A leader of an Islamic State shall be elected by a group of such individuals who possess knowledge of Deen, taqwa, experience in political matters, and have the interests of Islam at heart. The number of this group can vary. It can consist of 6 people or 600. The condition is that the person they elect must have the qualifications of Khilafat, as mentioned above. If an outgoing leader nominates a successor, such a nominee automatically becomes the new ruler upon the demise or resignation of the former.
It is thus evident that in Islam it is not necessary for the whole country to vote in order to elect a leader. Essentially Muslim countries are obliged to adopt one of the previously mentioned procedures when electing a ruler into power. This has been standard Islamic procedure since the golden age of the Khilafat-e-Raashida, and continued through twelve centuries of Muslim world domination. At no stage was the concept of democracy or majority vote ever implemented by past Islamic governments. It was only after the curtain had come down on true Shariah based khilafat, that Muslim (not Islamic) governments began adopting Western style democracy. This was predictable, given the heavy Western Kuffar influence that saturated the modernized Muslim at the time.

Notwithstanding the above, should a Muslim country allow voting en masse and elect a president or prime minister through majority vote, such an individual will become a recognized ruler of the Muslim state. That election process will be upheld. It will be obligatory on all citizens of that country to offer allegiance and obedience to such a ruler, unless he degenerates to the level of kufr, for then he loses his status as a leader.
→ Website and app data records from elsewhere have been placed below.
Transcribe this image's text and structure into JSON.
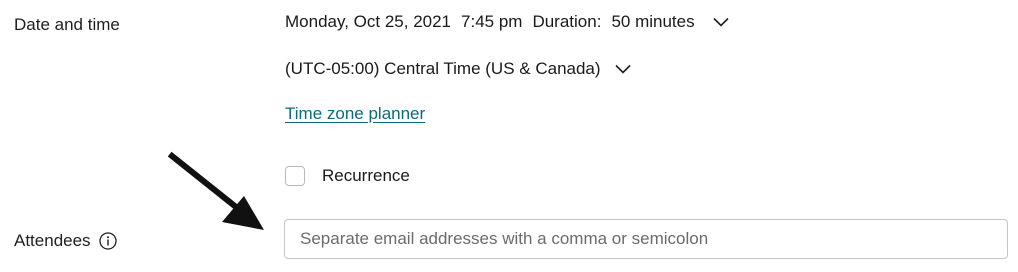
{
  "labels": {
    "date_and_time": "Date and time",
    "attendees": "Attendees"
  },
  "datetime": {
    "date": "Monday, Oct 25, 2021",
    "time": "7:45 pm",
    "duration_label": "Duration:",
    "duration_value": "50 minutes"
  },
  "timezone": {
    "value": "(UTC-05:00) Central Time (US & Canada)"
  },
  "links": {
    "time_zone_planner": "Time zone planner"
  },
  "recurrence": {
    "label": "Recurrence",
    "checked": false
  },
  "attendees": {
    "placeholder": "Separate email addresses with a comma or semicolon",
    "value": ""
  },
  "icons": {
    "info": "info-icon",
    "dropdown": "chevron-down-icon",
    "annotation": "arrow-icon"
  },
  "colors": {
    "link": "#0b6b7e",
    "text": "#1a1a1a",
    "border": "#c6c6c6"
  }
}
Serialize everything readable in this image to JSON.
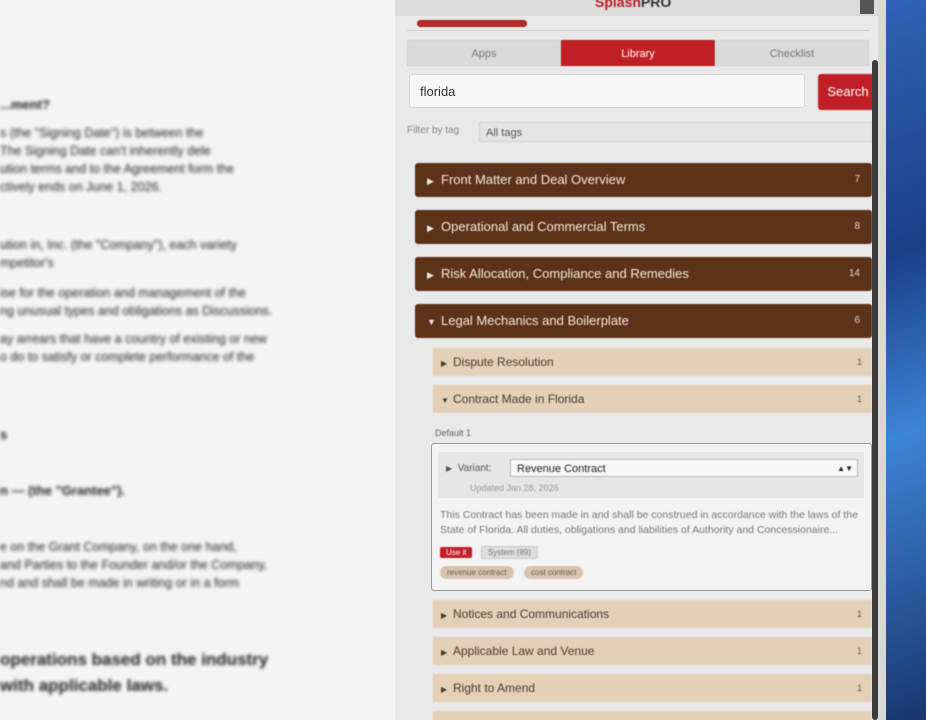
{
  "document": {
    "lines": [
      "...ment?",
      "s (the \"Signing Date\") is between the",
      "The Signing Date can't inherently dele",
      "ution terms and to the Agreement form the",
      "ctively ends on June 1, 2026.",
      "ution in, Inc. (the \"Company\"), each variety",
      "mpetitor's",
      "ise for the operation and management of the",
      "ng unusual types and obligations as Discussions.",
      "ay arrears that have a country of existing or new",
      "o do to satisfy or complete performance of the",
      "s",
      "n — (the \"Grantee\").",
      "e on the Grant Company, on the one hand,",
      "and Parties to the Founder and/or the Company,",
      "nd and shall be made in writing or in a form",
      "operations based on the industry",
      "with applicable laws."
    ]
  },
  "panel": {
    "brand_main": "Splash",
    "brand_accent": "PRO",
    "tabs": [
      "Apps",
      "Library",
      "Checklist"
    ],
    "active_tab": "Library",
    "search": {
      "value": "florida",
      "button": "Search"
    },
    "tag_filter": {
      "label": "Filter by tag",
      "value": "All tags"
    },
    "sections": [
      {
        "title": "Front Matter and Deal Overview",
        "count": "7"
      },
      {
        "title": "Operational and Commercial Terms",
        "count": "8"
      },
      {
        "title": "Risk Allocation, Compliance and Remedies",
        "count": "14"
      },
      {
        "title": "Legal Mechanics and Boilerplate",
        "count": "6"
      }
    ],
    "subsections": [
      {
        "title": "Dispute Resolution",
        "count": "1"
      },
      {
        "title": "Contract Made in Florida",
        "count": "1"
      },
      {
        "title": "Notices and Communications",
        "count": "1"
      },
      {
        "title": "Applicable Law and Venue",
        "count": "1"
      },
      {
        "title": "Right to Amend",
        "count": "1"
      }
    ],
    "default_label": "Default 1",
    "card": {
      "variant_label": "Variant:",
      "variant_value": "Revenue Contract",
      "updated": "Updated Jan 28, 2026",
      "clause": "This Contract has been made in and shall be construed in accordance with the laws of the State of Florida. All duties, obligations and liabilities of Authority and Concessionaire...",
      "chips": [
        "Use it",
        "System (89)"
      ],
      "tags": [
        "revenue contract",
        "cost contract"
      ]
    }
  }
}
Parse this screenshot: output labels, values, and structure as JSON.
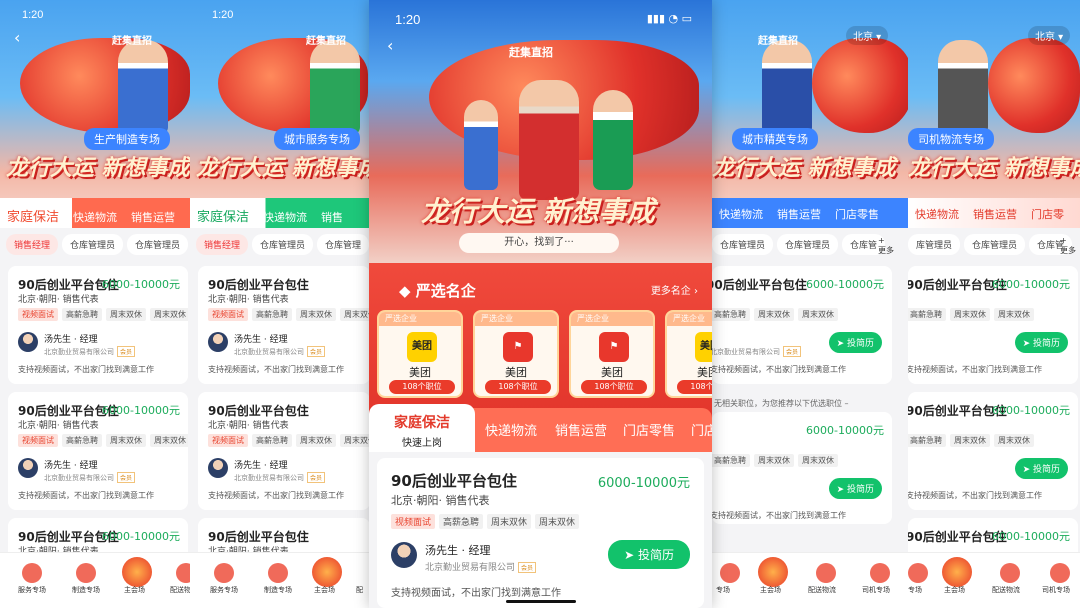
{
  "screens": [
    {
      "time": "1:20",
      "brand": "赶集直招",
      "badge": "生产制造专场",
      "slogan": "龙行大运 新想事成",
      "tabs": [
        "家庭保洁",
        "快递物流",
        "销售运营"
      ],
      "chips": [
        "销售经理",
        "仓库管理员",
        "仓库管理员"
      ],
      "tabbar": [
        "服务专场",
        "制造专场",
        "主会场",
        "配送物"
      ]
    },
    {
      "time": "1:20",
      "brand": "赶集直招",
      "badge": "城市服务专场",
      "slogan": "龙行大运 新想事成",
      "tabs": [
        "家庭保洁",
        "快递物流",
        "销售"
      ],
      "chips": [
        "销售经理",
        "仓库管理员",
        "仓库管理"
      ],
      "tabbar": [
        "服务专场",
        "制造专场",
        "主会场",
        "配"
      ]
    },
    {
      "time": "1:20",
      "brand": "赶集直招",
      "slogan": "龙行大运 新想事成",
      "sub": "开心，找到了···",
      "section": "严选名企",
      "more": "更多名企",
      "companies": [
        {
          "tag": "严选企业",
          "name": "美团",
          "jobs": "108个职位"
        },
        {
          "tag": "严选企业",
          "name": "美团",
          "jobs": "108个职位"
        },
        {
          "tag": "严选企业",
          "name": "美团",
          "jobs": "108个职位"
        },
        {
          "tag": "严选企业",
          "name": "美团",
          "jobs": "108个职位"
        }
      ],
      "tab_active": "家庭保洁",
      "tab_active_sub": "快速上岗",
      "tabs": [
        "快递物流",
        "销售运营",
        "门店零售",
        "门店"
      ]
    },
    {
      "brand": "赶集直招",
      "city": "北京",
      "badge": "城市精英专场",
      "slogan": "龙行大运 新想事成",
      "tabs": [
        "快递物流",
        "销售运营",
        "门店零售"
      ],
      "chips": [
        "仓库管理员",
        "仓库管理员",
        "仓库管"
      ],
      "more": "更多",
      "empty_note": "无相关职位，为您推荐以下优选职位 –",
      "tabbar": [
        "专场",
        "主会场",
        "配送物流",
        "司机专场"
      ]
    },
    {
      "brand": "",
      "city": "北京",
      "badge": "司机物流专场",
      "slogan": "龙行大运 新想事成",
      "tabs": [
        "快递物流",
        "销售运营",
        "门店零"
      ],
      "chips": [
        "库管理员",
        "仓库管理员",
        "仓库管"
      ],
      "more": "更多",
      "tabbar": [
        "专场",
        "主会场",
        "配送物流",
        "司机专场"
      ]
    }
  ],
  "job": {
    "title": "90后创业平台包住",
    "salary": "6000-10000元",
    "location": "北京·朝阳· 销售代表",
    "tags": [
      "视频面试",
      "高薪急聘",
      "周末双休",
      "周末双休"
    ],
    "recruiter": "汤先生 · 经理",
    "company": "北京勤业贸易有限公司",
    "vip": "会员",
    "apply": "投简历",
    "note": "支持视频面试，不出家门找到满意工作"
  },
  "colors": {
    "accent": "#e33a2b",
    "apply": "#12c26b",
    "badge": "#3c84ff"
  }
}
However, it is wajib or incumbent upon Muslim governments to revert to the age-old Islamic system of electing their rulers, as outlined in the afore-going paragraphs. This was the sunnah of Nabi Muhammed (sallallahu alaihi wasallam). This is indeed one of the major reasons why our Muslim governments lack the muscle and courage to assert their authority on the world scene today. They have discarded not one, but countless sunnats of Nabi Muhammed (sallallahu alayhi wasallam). Our success lies only and only in following the path etched out for us in sweat and blood by the Blessed Rasool of Allah Ta’ala. May Almighty Allah shower his choicest blessings and salutations upon that Noble Rasool.